As part of the Young People and Brexit project, WISERD will be creating a series of short films with young people. In this blog, Dr Sioned Pearce discusses some of the questions that the films will be asking.
This week I sat on a debating panel to discuss young people and politics at the National Assembly for Wales’ Government and Politics conference. The conference brought over 100 sixth form and college students across Wales together to give their views on topical political issues including: votes at 16, a Welsh Youth Assembly, the role of the media in raising awareness of devolution and how best to engage young people in politics. Co-panellists were Professor Roger Scully of the Wales Governance Centre, Mared Ifan of Golwg, Lord Dafydd Elis Thomas and Hannah Blythyn AM.
The debate was lively with some tricky questions coming from the young audience, such as: should there be some sort of eligibility criteria for voting apart from age? Will lowering the voting age put safe council seats in Wales at risk of changing? Will we be debating lowering the voting age to 14 and 15 in ten years’ time? Also, is lowering the voting age a left wing power grab? Hilary Clinton’s ‘Pokémon pitch’ aimed at young people during the US presidential campaign was berated for being patronising, leading to discussion around the difference between ‘making politics engaging’ and ‘dumbing it down’ – a difficult balance for politicians to strike. Professor Scully followed with the excellent point that politics is not meant to be a form of entertainment and that often the most effective and important parts of it are seen as the dullest.

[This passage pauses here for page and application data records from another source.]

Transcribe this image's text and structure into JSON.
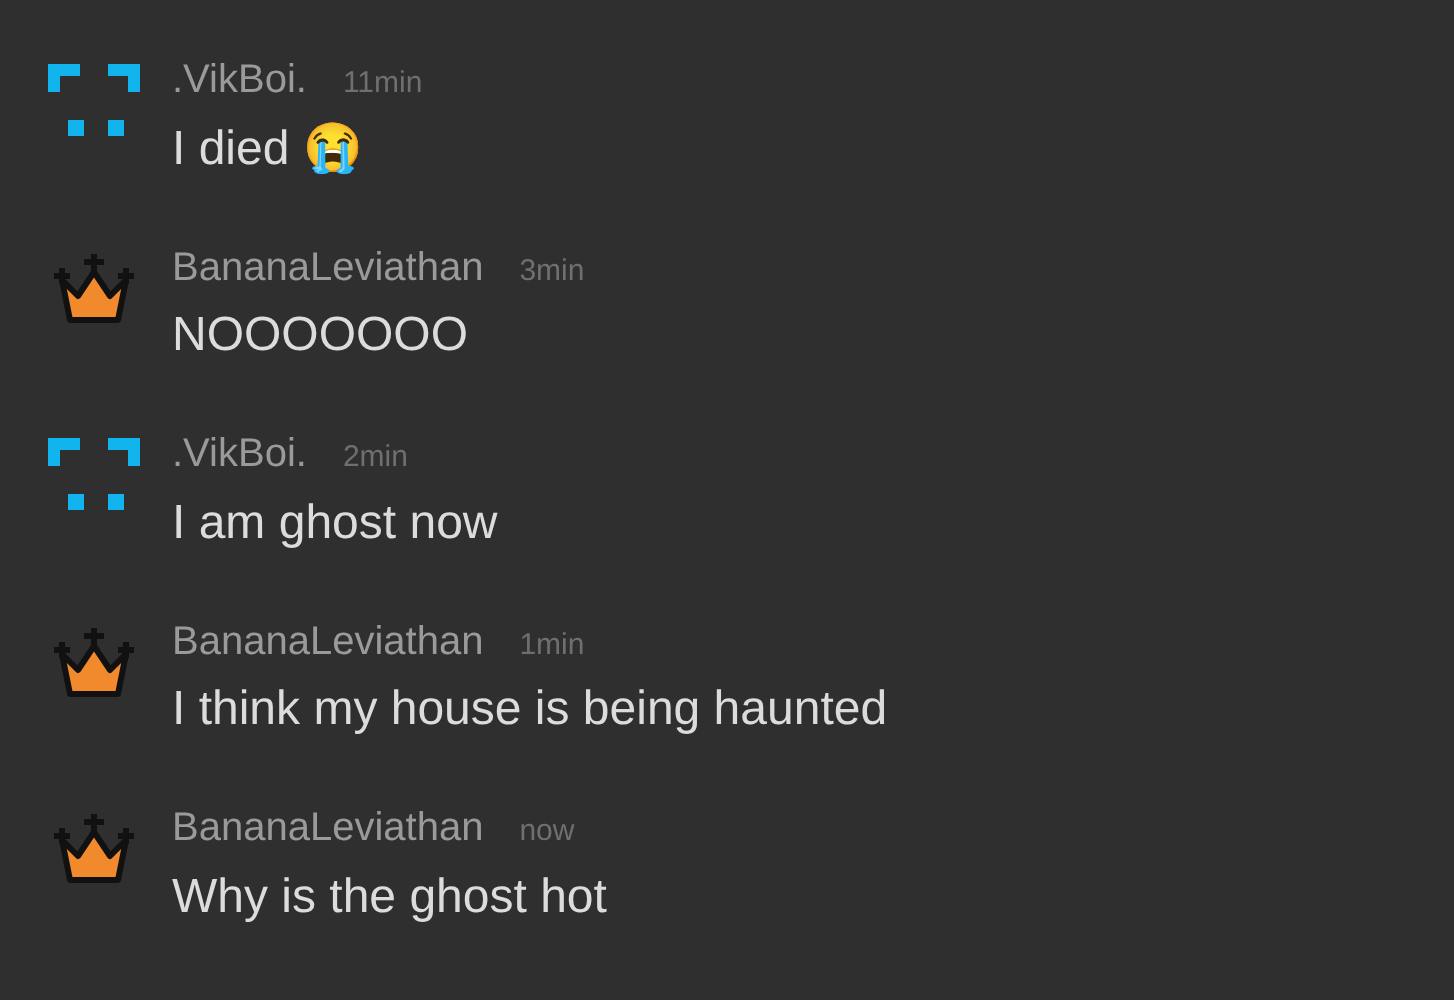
{
  "messages": [
    {
      "kind": "pixel",
      "author": ".VikBoi.",
      "time": "11min",
      "text": "I died 😭"
    },
    {
      "kind": "crown",
      "author": "BananaLeviathan",
      "time": "3min",
      "text": "NOOOOOOO"
    },
    {
      "kind": "pixel",
      "author": ".VikBoi.",
      "time": "2min",
      "text": "I am ghost now"
    },
    {
      "kind": "crown",
      "author": "BananaLeviathan",
      "time": "1min",
      "text": "I think my house is being haunted"
    },
    {
      "kind": "crown",
      "author": "BananaLeviathan",
      "time": "now",
      "text": "Why is the ghost hot"
    }
  ]
}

Many young people at the conference felt they had more interest in politics because of Brexit and had been more politically aware and active since 23rd June last year. However, recent surges in turnout among young people in the Scottish independence (75% of 16- and 17-year-olds) and the EU referendums (64% of 18- to 24-year-olds) have been atypical, as well as exceptionally divisive, binary and volatile. Because of this, academics are now raising concerns about the long-term effect of this surge on youth engagement in politics.
With this in mind, it is important to consider why we, and by ‘we’ I mean academics, politicians, civil society actors and engaged young people, want to engage more young people in politics? The quick answer is because turnout is the bedrock of democracy. The slightly longer one is that consistently low electoral turnout among young people in UK elections means less representation for young people within our democratic system and subsequently within our society. But both upholding democracy and ensuring youth representation in politics require long-term engagement to continue as young people grow up, and perhaps a respect for politics that goes deeper than the topical. The over 60s who view voting as a civic duty and who turnout and vote whether or not they agree with what political parties are saying, will not be around forever to maintain a steady turnout.
Research from our previous WISERD project Young People and the EU Referendum found the Millennial generation’s low engagement to be a ‘cohort effect’ meaning Millennials are likely to turnout in low numbers throughout their lives. Based on the young people attending the conference this week there are certainly exceptions to this finding, but can a particular political event, like Brexit, change the trend? And if so is it a lasting change? These are some of the questions we will be asking young people during our short film-making as part of the Young People and Brexit project this March.
If you are a young person interested in being involved in these short films, please get in touch by emailing email@example.com
Young People & Brexit is an interdisciplinary study of how young people in the UK feel about and are responding to the most significant policy issue of this Parliament: the UK’s exit from the European Union. For more information about the project please click here.